Though the DOL Fiduciary Rule is due to be repealed as the result of June’s vote, the nation’s largest banks remain relatively muted on the wholesale adoption of the CHOICE Act. Many prefer a more compromised approach of eliminating certain elements of Dodd-Frank and the Fiduciary Rule, while keeping others. This is not surprising given the industry has already invested large resources, changed businesses, and altered infrastructure to comply with guidelines, especially those in Dodd-Frank,  a deeply rooted seven-year legislative behemoth.

What Next for Dodd-Frank?

Without providing specifics, President Trump's proposed fiscal 2018 budget estimated that repealing Dodd-Frank would save the federal government $35 billion over the next decade. As a replacement option, he has publicly suggested resurrecting the Glass-Steagall Act—a 1933 Depression-era law that mandated the separation of investment and commercial banking activity—against the advice of his senior economic advisors and treasury secretary. This would break up the largest U.S. banks, potentially eroding our global banking competitiveness and damaging the economy.

Resurrecting the Glass-Steagall Act will not happen in an already-over-crowded field of far more realistic replacement options. Far more probable is the softening, delaying, defunding, or even reinterpretation of various elements of Dodd-Frank. For example, a reinterpretation of the Volcker Rule, which lessens its burdens or somehow makes it less onerous, may be something that a majority in Congress may actually be able to pass.

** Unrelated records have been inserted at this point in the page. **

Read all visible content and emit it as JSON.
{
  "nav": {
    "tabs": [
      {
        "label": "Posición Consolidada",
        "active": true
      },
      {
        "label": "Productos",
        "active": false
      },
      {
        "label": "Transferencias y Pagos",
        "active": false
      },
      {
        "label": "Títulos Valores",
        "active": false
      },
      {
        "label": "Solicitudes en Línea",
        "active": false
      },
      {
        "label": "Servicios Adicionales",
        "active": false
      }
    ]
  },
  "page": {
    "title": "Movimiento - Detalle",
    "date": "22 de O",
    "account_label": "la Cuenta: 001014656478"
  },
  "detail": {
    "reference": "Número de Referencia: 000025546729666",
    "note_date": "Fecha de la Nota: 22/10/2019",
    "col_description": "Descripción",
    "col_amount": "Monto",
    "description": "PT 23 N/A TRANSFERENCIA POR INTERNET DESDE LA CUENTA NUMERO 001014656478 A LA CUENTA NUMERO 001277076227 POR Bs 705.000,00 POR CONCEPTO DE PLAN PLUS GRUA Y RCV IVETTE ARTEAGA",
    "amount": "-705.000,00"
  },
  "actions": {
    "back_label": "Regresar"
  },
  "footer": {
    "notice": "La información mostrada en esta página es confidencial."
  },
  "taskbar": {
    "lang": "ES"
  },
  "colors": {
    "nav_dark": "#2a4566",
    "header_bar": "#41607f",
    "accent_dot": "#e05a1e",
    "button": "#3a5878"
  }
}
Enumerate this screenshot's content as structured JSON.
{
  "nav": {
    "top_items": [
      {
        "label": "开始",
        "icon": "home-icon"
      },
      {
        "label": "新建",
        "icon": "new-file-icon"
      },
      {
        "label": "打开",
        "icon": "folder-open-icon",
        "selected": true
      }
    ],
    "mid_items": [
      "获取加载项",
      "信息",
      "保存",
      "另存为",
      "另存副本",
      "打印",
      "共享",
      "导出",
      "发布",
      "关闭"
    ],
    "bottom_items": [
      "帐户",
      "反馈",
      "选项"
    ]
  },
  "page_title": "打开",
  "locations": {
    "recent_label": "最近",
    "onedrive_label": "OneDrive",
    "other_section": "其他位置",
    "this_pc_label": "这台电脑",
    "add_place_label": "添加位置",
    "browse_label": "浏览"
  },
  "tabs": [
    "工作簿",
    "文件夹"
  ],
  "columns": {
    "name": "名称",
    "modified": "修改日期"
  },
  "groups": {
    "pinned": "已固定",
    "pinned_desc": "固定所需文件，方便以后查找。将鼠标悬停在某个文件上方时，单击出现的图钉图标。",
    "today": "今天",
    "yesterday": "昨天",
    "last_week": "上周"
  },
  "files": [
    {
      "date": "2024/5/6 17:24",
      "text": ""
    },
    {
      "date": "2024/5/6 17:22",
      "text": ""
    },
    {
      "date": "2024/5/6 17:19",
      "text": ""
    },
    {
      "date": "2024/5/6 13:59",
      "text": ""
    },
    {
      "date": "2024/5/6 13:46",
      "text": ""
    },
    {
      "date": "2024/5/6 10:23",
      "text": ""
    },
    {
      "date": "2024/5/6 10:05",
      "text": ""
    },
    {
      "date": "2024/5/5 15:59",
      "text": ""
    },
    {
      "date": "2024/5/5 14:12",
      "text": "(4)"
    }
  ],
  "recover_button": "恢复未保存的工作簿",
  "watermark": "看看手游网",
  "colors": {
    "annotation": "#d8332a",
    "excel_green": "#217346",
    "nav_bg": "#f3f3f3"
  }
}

The CHOICE Act now moves to the Senate, where its prospect of passage in current form remains extremely low. The narrow 52-48 Republican Senate majority means that, to avoid a filibuster and pass the CHOICE Act, the party will have to convince at least eight Democrats to vote to repeal Dodd-Frank, which the Democrats passed in the first place. Alternately, Senate Republicans could pass a more limited “compromise” regulatory relief bill along their own party line. For example, a modified Senate version might keep in place most of the existing complex capital rules requiring banks to hold to withstand market shocks and absorb losses. That being said, as we’ve seen on healthcare reform votes, reconciliation may not be any easier for the Senate.

Article by Fran Reed, FactSet